Twenty years after its release, the most surprising thing about listening to Fuzzy Logic is how normal it sounds on the surface. Even compared with the more esoteric strands of Br*tpop - Pulp’s sordid flounce, say, or the high-concept new romanticism of Mansun - a cursory spin could leave you almost able to call Super Furry Animals normal.
Fast forward two decades, and you skim past tanks, a Parliamentary commendation, ultra-profane hit singles, and some of the strangest pop music ever to grace the charts. Super Furry world is a weird place, and the gift of hindsight simply tells us that the Welsh quintet were simply inviting us in the easy way.
It also doesn't take much scratching at the surface of Fuzzy Logic to realise how insidiously bizarre it is. After the sensory assault of "God! Show Me Magic", a two-minute junk-shop glam rampage, you're thrust into 40 minutes of songs about hamsters, unicorns, druglords and weather reporters. There are musical nods to Ennio Morricone, Neil Young and The Stooges - far from the usual realm of names dropped at the height of Cool Britannia; the closest Fuzzy Logic veers towards the zeitgeist is with a guest appearance from then-up-and-coming actor Rhys Ifans, by way of a giggly ansafone message.
Former Flaming Lip (and current Gruff Rhys drummer) Kliph Spurlock's new remaster adds some clarity to an album that always lived up to its name, but the real revelation comes with the scattered "b-sides and such" tagged on to the end of the first disc. While many found a home on 1998's peerless Out Spaced, it's still interesting to imagine what Fuzzy Logic could have been with a couple of substitutions.
A panicked ode to insomnia and avocados, "Guacamole" is the batshit choogling of "God! Show Me Magic" cubed, and the bouncy "Death by Melody" is graced with punchy horns, coming on like Brian Wilson trying his hand at blue-eyed soul. Best of the bunch, as it was on Out Spaced, is "Arnofio/Glô in the Dark"; an elaborately-arranged signpost for the records which followed, it swoops from a claustrophobic keyboard intro to a crunchy punk rock finale, graced with one of Gruff Rhys's most indelible melodies.
As with any reissue, the accompanying bonus disc of demos are a mixed bag; mainly straightforward runs of album tracks are interspersed with some genuinely interesting alternative takes of familiar material. A slowed-down recording of "Frisbee" sounds like Oasis gone ska, while the Llaefaelog demo of "If You Don't Want to Destroy You" subs in a brand new (albeit inferior) chorus about "surfing upon your microwaves", and a charming whistling solo where there would later be stirring strings.

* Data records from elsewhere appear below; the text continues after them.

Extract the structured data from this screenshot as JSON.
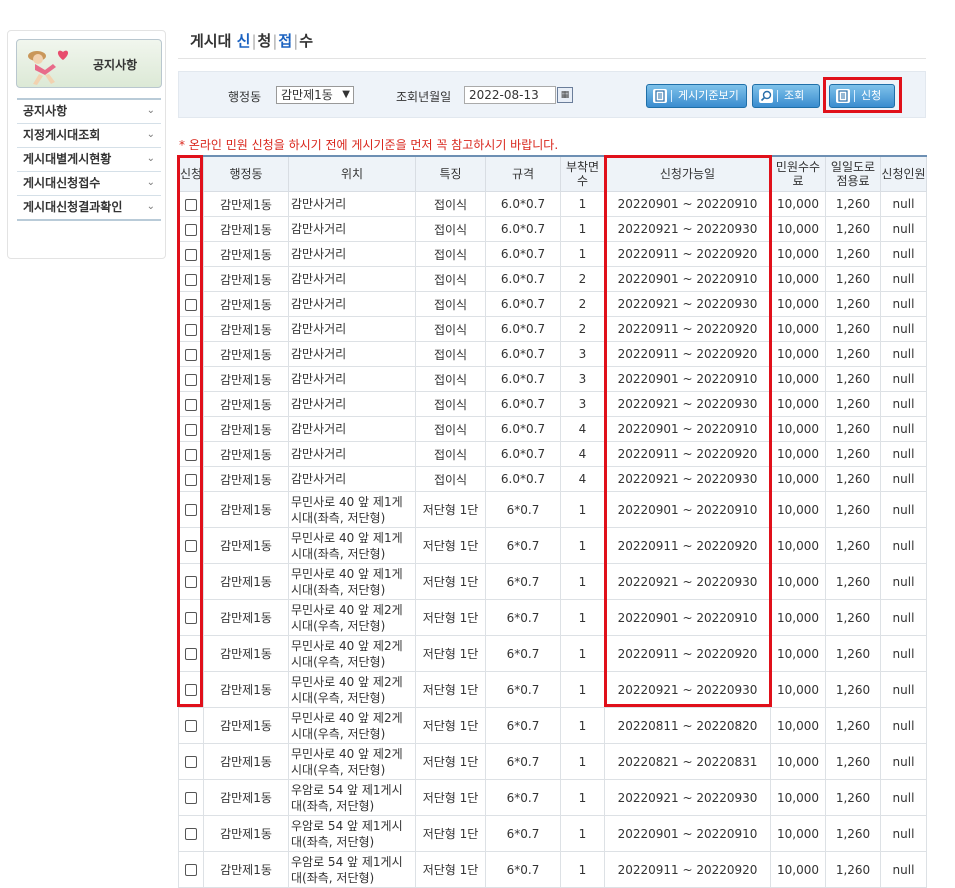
{
  "sidebar": {
    "title": "공지사항",
    "items": [
      {
        "label": "공지사항"
      },
      {
        "label": "지정게시대조회"
      },
      {
        "label": "게시대별게시현황"
      },
      {
        "label": "게시대신청접수"
      },
      {
        "label": "게시대신청결과확인"
      }
    ]
  },
  "page_title": {
    "part1": "게시대",
    "part2": "신",
    "part3": "청",
    "part4": "접",
    "part5": "수"
  },
  "search": {
    "dong_label": "행정동",
    "dong_value": "감만제1동",
    "date_label": "조회년월일",
    "date_value": "2022-08-13",
    "calendar_icon": "calendar-icon",
    "criteria_button": "게시기준보기",
    "search_button": "조회",
    "apply_button": "신청"
  },
  "notice": "* 온라인 민원 신청을 하시기 전에 게시기준을 먼저 꼭 참고하시기 바랍니다.",
  "table": {
    "headers": {
      "apply": "신청",
      "dong": "행정동",
      "location": "위치",
      "feature": "특징",
      "size": "규격",
      "count": "부착면수",
      "period": "신청가능일",
      "fee": "민원수수료",
      "road_fee": "일일도로점용료",
      "applicants": "신청인원"
    },
    "rows": [
      {
        "dong": "감만제1동",
        "location": "감만사거리",
        "feature": "접이식",
        "size": "6.0*0.7",
        "count": "1",
        "period": "20220901 ~ 20220910",
        "fee": "10,000",
        "road_fee": "1,260",
        "applicants": "null"
      },
      {
        "dong": "감만제1동",
        "location": "감만사거리",
        "feature": "접이식",
        "size": "6.0*0.7",
        "count": "1",
        "period": "20220921 ~ 20220930",
        "fee": "10,000",
        "road_fee": "1,260",
        "applicants": "null"
      },
      {
        "dong": "감만제1동",
        "location": "감만사거리",
        "feature": "접이식",
        "size": "6.0*0.7",
        "count": "1",
        "period": "20220911 ~ 20220920",
        "fee": "10,000",
        "road_fee": "1,260",
        "applicants": "null"
      },
      {
        "dong": "감만제1동",
        "location": "감만사거리",
        "feature": "접이식",
        "size": "6.0*0.7",
        "count": "2",
        "period": "20220901 ~ 20220910",
        "fee": "10,000",
        "road_fee": "1,260",
        "applicants": "null"
      },
      {
        "dong": "감만제1동",
        "location": "감만사거리",
        "feature": "접이식",
        "size": "6.0*0.7",
        "count": "2",
        "period": "20220921 ~ 20220930",
        "fee": "10,000",
        "road_fee": "1,260",
        "applicants": "null"
      },
      {
        "dong": "감만제1동",
        "location": "감만사거리",
        "feature": "접이식",
        "size": "6.0*0.7",
        "count": "2",
        "period": "20220911 ~ 20220920",
        "fee": "10,000",
        "road_fee": "1,260",
        "applicants": "null"
      },
      {
        "dong": "감만제1동",
        "location": "감만사거리",
        "feature": "접이식",
        "size": "6.0*0.7",
        "count": "3",
        "period": "20220911 ~ 20220920",
        "fee": "10,000",
        "road_fee": "1,260",
        "applicants": "null"
      },
      {
        "dong": "감만제1동",
        "location": "감만사거리",
        "feature": "접이식",
        "size": "6.0*0.7",
        "count": "3",
        "period": "20220901 ~ 20220910",
        "fee": "10,000",
        "road_fee": "1,260",
        "applicants": "null"
      },
      {
        "dong": "감만제1동",
        "location": "감만사거리",
        "feature": "접이식",
        "size": "6.0*0.7",
        "count": "3",
        "period": "20220921 ~ 20220930",
        "fee": "10,000",
        "road_fee": "1,260",
        "applicants": "null"
      },
      {
        "dong": "감만제1동",
        "location": "감만사거리",
        "feature": "접이식",
        "size": "6.0*0.7",
        "count": "4",
        "period": "20220901 ~ 20220910",
        "fee": "10,000",
        "road_fee": "1,260",
        "applicants": "null"
      },
      {
        "dong": "감만제1동",
        "location": "감만사거리",
        "feature": "접이식",
        "size": "6.0*0.7",
        "count": "4",
        "period": "20220911 ~ 20220920",
        "fee": "10,000",
        "road_fee": "1,260",
        "applicants": "null"
      },
      {
        "dong": "감만제1동",
        "location": "감만사거리",
        "feature": "접이식",
        "size": "6.0*0.7",
        "count": "4",
        "period": "20220921 ~ 20220930",
        "fee": "10,000",
        "road_fee": "1,260",
        "applicants": "null"
      },
      {
        "dong": "감만제1동",
        "location": "무민사로 40 앞 제1게시대(좌측, 저단형)",
        "feature": "저단형 1단",
        "size": "6*0.7",
        "count": "1",
        "period": "20220901 ~ 20220910",
        "fee": "10,000",
        "road_fee": "1,260",
        "applicants": "null"
      },
      {
        "dong": "감만제1동",
        "location": "무민사로 40 앞 제1게시대(좌측, 저단형)",
        "feature": "저단형 1단",
        "size": "6*0.7",
        "count": "1",
        "period": "20220911 ~ 20220920",
        "fee": "10,000",
        "road_fee": "1,260",
        "applicants": "null"
      },
      {
        "dong": "감만제1동",
        "location": "무민사로 40 앞 제1게시대(좌측, 저단형)",
        "feature": "저단형 1단",
        "size": "6*0.7",
        "count": "1",
        "period": "20220921 ~ 20220930",
        "fee": "10,000",
        "road_fee": "1,260",
        "applicants": "null"
      },
      {
        "dong": "감만제1동",
        "location": "무민사로 40 앞 제2게시대(우측, 저단형)",
        "feature": "저단형 1단",
        "size": "6*0.7",
        "count": "1",
        "period": "20220901 ~ 20220910",
        "fee": "10,000",
        "road_fee": "1,260",
        "applicants": "null"
      },
      {
        "dong": "감만제1동",
        "location": "무민사로 40 앞 제2게시대(우측, 저단형)",
        "feature": "저단형 1단",
        "size": "6*0.7",
        "count": "1",
        "period": "20220911 ~ 20220920",
        "fee": "10,000",
        "road_fee": "1,260",
        "applicants": "null"
      },
      {
        "dong": "감만제1동",
        "location": "무민사로 40 앞 제2게시대(우측, 저단형)",
        "feature": "저단형 1단",
        "size": "6*0.7",
        "count": "1",
        "period": "20220921 ~ 20220930",
        "fee": "10,000",
        "road_fee": "1,260",
        "applicants": "null"
      },
      {
        "dong": "감만제1동",
        "location": "무민사로 40 앞 제2게시대(우측, 저단형)",
        "feature": "저단형 1단",
        "size": "6*0.7",
        "count": "1",
        "period": "20220811 ~ 20220820",
        "fee": "10,000",
        "road_fee": "1,260",
        "applicants": "null"
      },
      {
        "dong": "감만제1동",
        "location": "무민사로 40 앞 제2게시대(우측, 저단형)",
        "feature": "저단형 1단",
        "size": "6*0.7",
        "count": "1",
        "period": "20220821 ~ 20220831",
        "fee": "10,000",
        "road_fee": "1,260",
        "applicants": "null"
      },
      {
        "dong": "감만제1동",
        "location": "우암로 54 앞 제1게시대(좌측, 저단형)",
        "feature": "저단형 1단",
        "size": "6*0.7",
        "count": "1",
        "period": "20220921 ~ 20220930",
        "fee": "10,000",
        "road_fee": "1,260",
        "applicants": "null"
      },
      {
        "dong": "감만제1동",
        "location": "우암로 54 앞 제1게시대(좌측, 저단형)",
        "feature": "저단형 1단",
        "size": "6*0.7",
        "count": "1",
        "period": "20220901 ~ 20220910",
        "fee": "10,000",
        "road_fee": "1,260",
        "applicants": "null"
      },
      {
        "dong": "감만제1동",
        "location": "우암로 54 앞 제1게시대(좌측, 저단형)",
        "feature": "저단형 1단",
        "size": "6*0.7",
        "count": "1",
        "period": "20220911 ~ 20220920",
        "fee": "10,000",
        "road_fee": "1,260",
        "applicants": "null"
      }
    ]
  },
  "colors": {
    "accent": "#1b62c0",
    "highlight_box": "#e0101a",
    "notice": "#d9261c",
    "button": "#3a8ccf"
  }
}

Most fascinating of all is the embryonic version of "The Man Don't Give A Fuck", which veers between its 70s Beach Boys pastiche verses and neverending synthspaz mindfuck of a chorus, Steely Dan sample intact. The bells and whistles of the single version (found amongst the b-sides and such) are missing in action, with the first stirrings of the band's freakier leanings sound almost uncertain, as if they could see the great unknown before them, but were a little too scared to actually dive in.
With a few more albums to play with than 2004's Songbook - a straightforward collection of the singles to date - the two discs of Zoom! take a few more liberties with the history of Super Furry Animals. All the singles are present and correct, but it's the strays which are the most rewarding. 1999's stunning slice of psych rock, "Citizen's Band", is finally released in a format which doesn't involve numbing your index finger on the rewind button when your copy of "Guerrilla" is in the player, while once-unheralded b-sides like "Patience" and fan-favourite deep cuts "Receptacle for the Respectable" and "Run! Christian, Run!" (both from 2001's maximalist masterpiece Rings Around the World) are finally getting a wider due.
The closest thing to disappointment is how (relatively) unrepresented the band's later period is, starting with 2005's Love Kraft - sure its opening track gives the compilation its title, but only showcasing that and its sultry single "Lazer Beam" is hardly a way to shine light on one of the band's more unjustly ignored LPs. Their final album (to date) Dark Days/Light Years may have been difficult work, but its status as the freakiest Super Furries album is given a similarly short shrift. Then again, it's hard to complain about an opportunity to hear its dayglo Krautpop single "Inaugural Trams", complete with a German rap from Franz Ferdinand's Nick McCarthy.
Timeless, restless and fearless (well, once they got that pesky debut out of the way), Zoom! is a testament to just how much great music the Super Furry Animals had in them, with Fuzzy Logic giving some idea as to how they got there. They may have started out lost on the bypass road, but for twenty years, it's been a thrill to follow them along that path.